Usually kids will act out due to other issues.  Sometimes it is an insecurity issue and they do things to be accepted and they will take the negative route sometimes.  I have seen it many times as a cadet.  There is always the goofball class clown.  The goal is to get them to take ownership of the unit and make a clear path for there success.  Not all cadets are going act like perfect little angles all of the time.  You have to accept that and know how to dial it back.  Before taking a negative approach, it might behoove you to investigate further.  In some cases it may not involve CAP.  It maybe a lash out to some other underlying issue.
Logged
NIN
VIP

Posts: 4,615
Unit: of issue

« Reply #17 on: May 10, 2017, 10:15:43 AM »

I completely agree.  Personally, I think demotions are the lousiest thing you can do, I think the practice should go away.  My experience is they usually have more negative effects than good.  What will happen is the cadet will probably regress further.  Also IMO, I see it as a form of public punishment, as a cadet once wearing blue shoulder boards and now back to enamel chevrons lets all his peers know he has been punished for something.  That cadet may start acting out more. 

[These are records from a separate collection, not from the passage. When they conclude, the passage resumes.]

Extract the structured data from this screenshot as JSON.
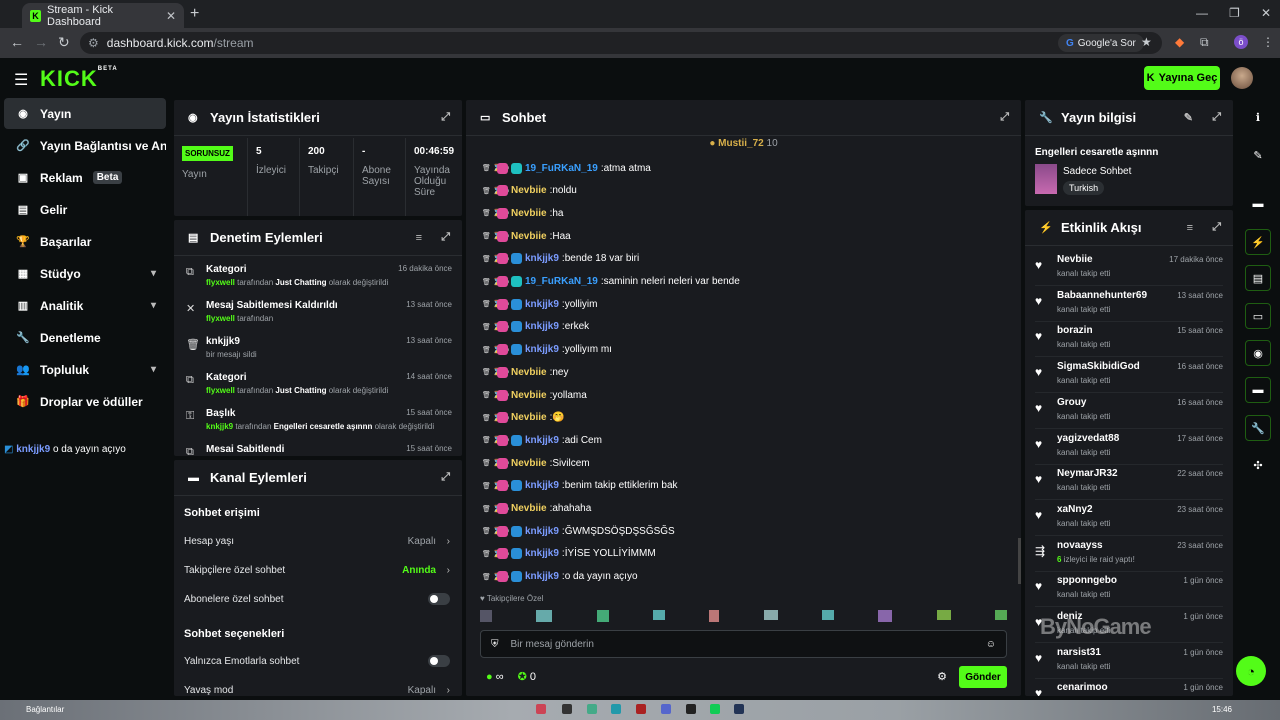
{
  "browser": {
    "tab_title": "Stream - Kick Dashboard",
    "url_host": "dashboard.kick.com",
    "url_path": "/stream",
    "google_btn": "Google'a Sor"
  },
  "header": {
    "logo": "KICK",
    "logo_beta": "BETA",
    "golive": "Yayına Geç"
  },
  "sidebar": {
    "items": [
      {
        "label": "Yayın"
      },
      {
        "label": "Yayın Bağlantısı ve Anahtarı"
      },
      {
        "label": "Reklam",
        "badge": "Beta"
      },
      {
        "label": "Gelir"
      },
      {
        "label": "Başarılar"
      },
      {
        "label": "Stüdyo"
      },
      {
        "label": "Analitik"
      },
      {
        "label": "Denetleme"
      },
      {
        "label": "Topluluk"
      },
      {
        "label": "Droplar ve ödüller"
      }
    ],
    "chat_user": "knkjjk9",
    "chat_text": "o da yayın açıyo"
  },
  "stats": {
    "title": "Yayın İstatistikleri",
    "status": "SORUNSUZ",
    "status_label": "Yayın",
    "viewers": "5",
    "viewers_label": "İzleyici",
    "followers": "200",
    "followers_label": "Takipçi",
    "subs": "-",
    "subs_label": "Abone Sayısı",
    "uptime": "00:46:59",
    "uptime_label": "Yayında Olduğu Süre"
  },
  "moderation": {
    "title": "Denetim Eylemleri",
    "rows": [
      {
        "title": "Kategori",
        "pre": "flyxwell",
        "mid": " tarafından ",
        "hl": "Just Chatting",
        "post": " olarak değiştirildi",
        "time": "16 dakika önce",
        "icon": "⧉"
      },
      {
        "title": "Mesaj Sabitlemesi Kaldırıldı",
        "pre": "flyxwell",
        "mid": " tarafından",
        "hl": "",
        "post": "",
        "time": "13 saat önce",
        "icon": "✕"
      },
      {
        "title": "knkjjk9",
        "pre": "",
        "mid": "bir mesajı sildi",
        "hl": "",
        "post": "",
        "time": "13 saat önce",
        "icon": "🗑"
      },
      {
        "title": "Kategori",
        "pre": "flyxwell",
        "mid": " tarafından ",
        "hl": "Just Chatting",
        "post": " olarak değiştirildi",
        "time": "14 saat önce",
        "icon": "⧉"
      },
      {
        "title": "Başlık",
        "pre": "knkjjk9",
        "mid": " tarafından ",
        "hl": "Engelleri cesaretle aşınnn",
        "post": " olarak değiştirildi",
        "time": "15 saat önce",
        "icon": "⚿"
      },
      {
        "title": "Mesai Sabitlendi",
        "pre": "",
        "mid": "",
        "hl": "",
        "post": "",
        "time": "15 saat önce",
        "icon": "⧉"
      }
    ]
  },
  "channel": {
    "title": "Kanal Eylemleri",
    "sec1": "Sohbet erişimi",
    "opt1": "Hesap yaşı",
    "opt1_val": "Kapalı",
    "opt2": "Takipçilere özel sohbet",
    "opt2_val": "Anında",
    "opt3": "Abonelere özel sohbet",
    "sec2": "Sohbet seçenekleri",
    "opt4": "Yalnızca Emotlarla sohbet",
    "opt5": "Yavaş mod",
    "opt5_val": "Kapalı"
  },
  "chat": {
    "title": "Sohbet",
    "pinned_user": "Mustii_72",
    "pinned_count": "10",
    "messages": [
      {
        "user": "19_FuRKaN_19",
        "text": "atma atma",
        "color": "#3aa0ff",
        "badge": "#1ec0c0"
      },
      {
        "user": "Nevbiie",
        "text": "noldu",
        "color": "#f0d060",
        "badge": ""
      },
      {
        "user": "Nevbiie",
        "text": "ha",
        "color": "#f0d060",
        "badge": ""
      },
      {
        "user": "Nevbiie",
        "text": "Haa",
        "color": "#f0d060",
        "badge": ""
      },
      {
        "user": "knkjjk9",
        "text": "bende 18 var biri",
        "color": "#7b9cff",
        "badge": "#2a8fd8"
      },
      {
        "user": "19_FuRKaN_19",
        "text": "saminin neleri neleri var bende",
        "color": "#3aa0ff",
        "badge": "#1ec0c0"
      },
      {
        "user": "knkjjk9",
        "text": "yolliyim",
        "color": "#7b9cff",
        "badge": "#2a8fd8"
      },
      {
        "user": "knkjjk9",
        "text": "erkek",
        "color": "#7b9cff",
        "badge": "#2a8fd8"
      },
      {
        "user": "knkjjk9",
        "text": "yolliyım mı",
        "color": "#7b9cff",
        "badge": "#2a8fd8"
      },
      {
        "user": "Nevbiie",
        "text": "ney",
        "color": "#f0d060",
        "badge": ""
      },
      {
        "user": "Nevbiie",
        "text": "yollama",
        "color": "#f0d060",
        "badge": ""
      },
      {
        "user": "Nevbiie",
        "text": "🤭",
        "color": "#f0d060",
        "badge": ""
      },
      {
        "user": "knkjjk9",
        "text": "adi Cem",
        "color": "#7b9cff",
        "badge": "#2a8fd8"
      },
      {
        "user": "Nevbiie",
        "text": "Sivilcem",
        "color": "#f0d060",
        "badge": ""
      },
      {
        "user": "knkjjk9",
        "text": "benim takip ettiklerim bak",
        "color": "#7b9cff",
        "badge": "#2a8fd8"
      },
      {
        "user": "Nevbiie",
        "text": "ahahaha",
        "color": "#f0d060",
        "badge": ""
      },
      {
        "user": "knkjjk9",
        "text": "ĞWMŞDSÖŞDŞSĞSĞS",
        "color": "#7b9cff",
        "badge": "#2a8fd8"
      },
      {
        "user": "knkjjk9",
        "text": "İYİSE YOLLİYİMMM",
        "color": "#7b9cff",
        "badge": "#2a8fd8"
      },
      {
        "user": "knkjjk9",
        "text": "o da yayın açıyo",
        "color": "#7b9cff",
        "badge": "#2a8fd8"
      }
    ],
    "followers_only": "Takipçilere Özel",
    "input_placeholder": "Bir mesaj gönderin",
    "count": "0",
    "send": "Gönder"
  },
  "info": {
    "title": "Yayın bilgisi",
    "stream_title": "Engelleri cesaretle aşınnn",
    "category": "Sadece Sohbet",
    "tag": "Turkish"
  },
  "activity": {
    "title": "Etkinlik Akışı",
    "items": [
      {
        "name": "Nevbiie",
        "text": "kanalı takip etti",
        "time": "17 dakika önce",
        "raid": ""
      },
      {
        "name": "Babaannehunter69",
        "text": "kanalı takip etti",
        "time": "13 saat önce",
        "raid": ""
      },
      {
        "name": "borazin",
        "text": "kanalı takip etti",
        "time": "15 saat önce",
        "raid": ""
      },
      {
        "name": "SigmaSkibidiGod",
        "text": "kanalı takip etti",
        "time": "16 saat önce",
        "raid": ""
      },
      {
        "name": "Grouy",
        "text": "kanalı takip etti",
        "time": "16 saat önce",
        "raid": ""
      },
      {
        "name": "yagizvedat88",
        "text": "kanalı takip etti",
        "time": "17 saat önce",
        "raid": ""
      },
      {
        "name": "NeymarJR32",
        "text": "kanalı takip etti",
        "time": "22 saat önce",
        "raid": ""
      },
      {
        "name": "xaNny2",
        "text": "kanalı takip etti",
        "time": "23 saat önce",
        "raid": ""
      },
      {
        "name": "novaayss",
        "text": " izleyici ile raid yaptı!",
        "time": "23 saat önce",
        "raid": "6"
      },
      {
        "name": "spponngebo",
        "text": "kanalı takip etti",
        "time": "1 gün önce",
        "raid": ""
      },
      {
        "name": "deniz",
        "text": "kanalı takip etti",
        "time": "1 gün önce",
        "raid": ""
      },
      {
        "name": "narsist31",
        "text": "kanalı takip etti",
        "time": "1 gün önce",
        "raid": ""
      },
      {
        "name": "cenarimoo",
        "text": "kanalı takip etti",
        "time": "1 gün önce",
        "raid": ""
      }
    ]
  },
  "taskbar": {
    "left": "Bağlantılar",
    "clock": "15:46"
  },
  "watermark": "ByNoGame"
}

If you are doing things correctly, the demotion is several steps into a progressive series of disciplinary steps that generally starts with verbal corrections followed by verbal counseling and written counseling.  Its not a "one and done" kind of thing.

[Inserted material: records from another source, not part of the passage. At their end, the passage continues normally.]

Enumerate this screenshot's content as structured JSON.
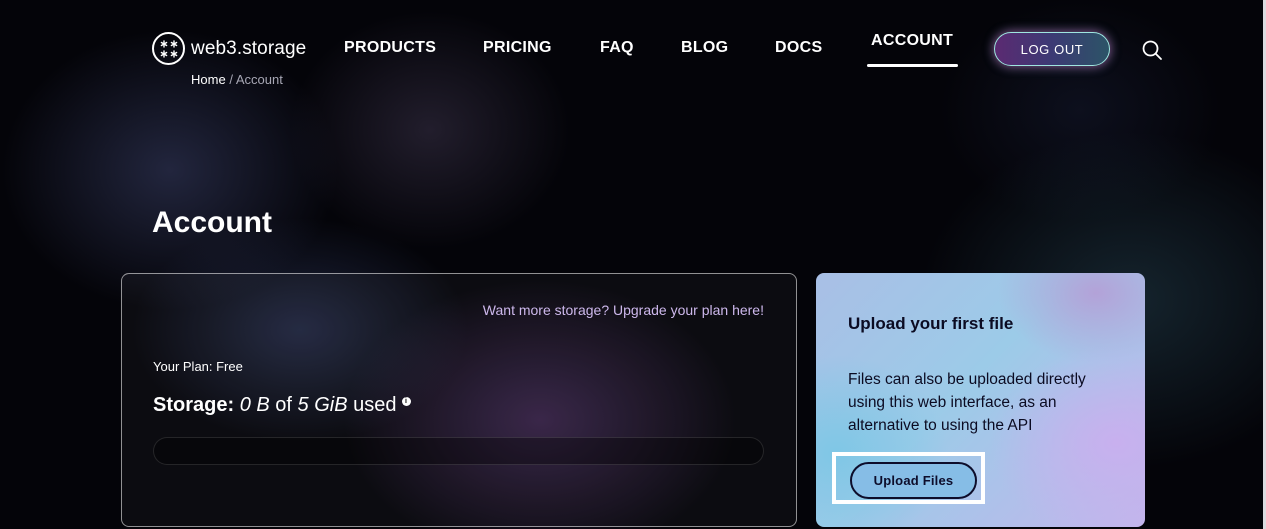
{
  "header": {
    "logo_text": "web3.storage",
    "nav": [
      {
        "label": "PRODUCTS"
      },
      {
        "label": "PRICING"
      },
      {
        "label": "FAQ"
      },
      {
        "label": "BLOG"
      },
      {
        "label": "DOCS"
      },
      {
        "label": "ACCOUNT",
        "active": true
      }
    ],
    "logout_label": "LOG OUT",
    "search_icon": "search-icon",
    "logo_icon": "web3-storage-logo-icon"
  },
  "breadcrumb": {
    "home": "Home",
    "separator": "/",
    "current": "Account"
  },
  "page_title": "Account",
  "storage_card": {
    "upgrade_link": "Want more storage? Upgrade your plan here!",
    "plan_label": "Your Plan: Free",
    "storage_label": "Storage:",
    "used_value": "0 B",
    "of_text": "of",
    "total_value": "5 GiB",
    "used_text": "used",
    "info_icon": "info-icon",
    "usage_fraction": 0
  },
  "upload_card": {
    "title": "Upload your first file",
    "description": "Files can also be uploaded directly using this web interface, as an alternative to using the API",
    "button_label": "Upload Files"
  },
  "colors": {
    "background": "#040409",
    "upgrade_link": "#cdb8ec",
    "upload_button": "#86bde6",
    "logout_border": "#9fe6e0"
  }
}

And the intent is that a demotion is a 60, 90 or 120-ish day (corresponding to 1, 2 or 3 grade demotion) "course correction."  A three-grade demotion is a big, big deal.  There are way, way more steps in the process beforehand, if you're doing it right. Because after demotion, without improvement, comes termination. So you better be prepared for "either improvement  or termination" when you demote a cadet, otherwise, you're going to be walking into a swamp with loafers.

Logged
Darin Ninness, Lt Col, CAP
Sq Bubba, Wing Dude, National Guy
I like to have Difficult Adult Conversations™
The contents of this post are Copyright © 2017 by NIN. All rights are reserved. Specific permission is given to quote this post here on CAP-Talk only.
Eclipse
Too Much Free Time Award
***
Posts: 27,905

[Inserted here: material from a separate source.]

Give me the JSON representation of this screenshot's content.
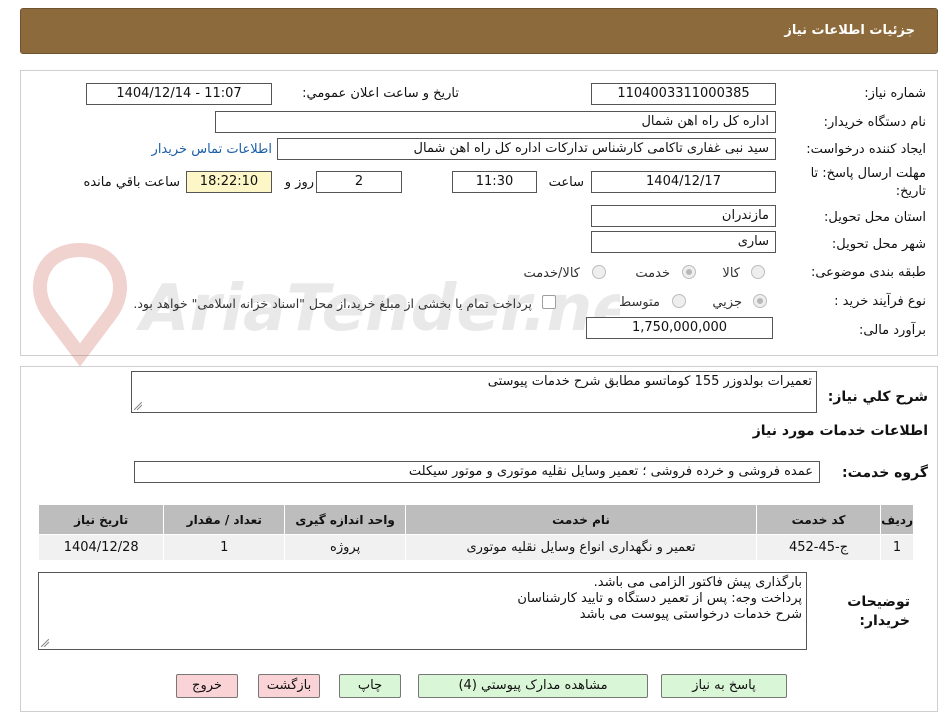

« Reply #18 on: May 10, 2017, 10:58:37 AM »

Since we keep revisiting this...

I can't imagine an infraction so heinous as deserving a 3-click demotion, or even a demotion down past a Milestone,
where the cadet wouldn't be terminated, and as NIN says, this would be after already employing progressive
discipline before that.

One click gets attention, but dropping a cadet from an Officer to an NCO again, including, presumably the pain of sewing,
etc., seems extreme, and if the cadet is that much of an issue, doubtful he'd be salvageable.

« Last Edit: May 10, 2017, 11:02:46 AM by Eclipse » Logged

"Effort" does not equal "results".
The contents of this post are Copyright © 2017 by eclipse. All rights are reserved. Specific permission is given to quote this post here on CAP-Talk only.

Chappie
Salty & Seasoned Contributor

Posts: 1,043

« Reply #19 on: May 10, 2017, 11:33:11 AM »

I do not have a vested interest in the situation (or the issue being discussed at hand).   I fully concur that  though the youngsters we work with are called "cadets", they are still children that are in development.   Would like to flip the discussion a bit from "demotion" to "promotion".   Why did this cadet get promoted in the first place?   Was it because of demonstration of leadership skills, behavior or attitude???   Was it because he simply had all the boxes checked with the time frame for promotion???  Did the Squadron Commander mentor the cadet???  We may do our youngsters a great disservice in promoting them too early in their development personally and/or professionally -- just a thought.
Logged
Disclaimer:  Not to be confused with the other user that goes by "Chappy"   :)
Pages: [1] 2 3  All Print 
CAP Talk  |  Cadet Programs  |  Cadet Programs Management & Activities  |  Topic: Cadet Demotion Question
 


Powered by MySQL Powered by PHP SMF 2.0.13 | SMF © 2016, Simple Machines Valid XHTML 1.0! Valid CSS!
Page created in 0.276 seconds with 21 queries.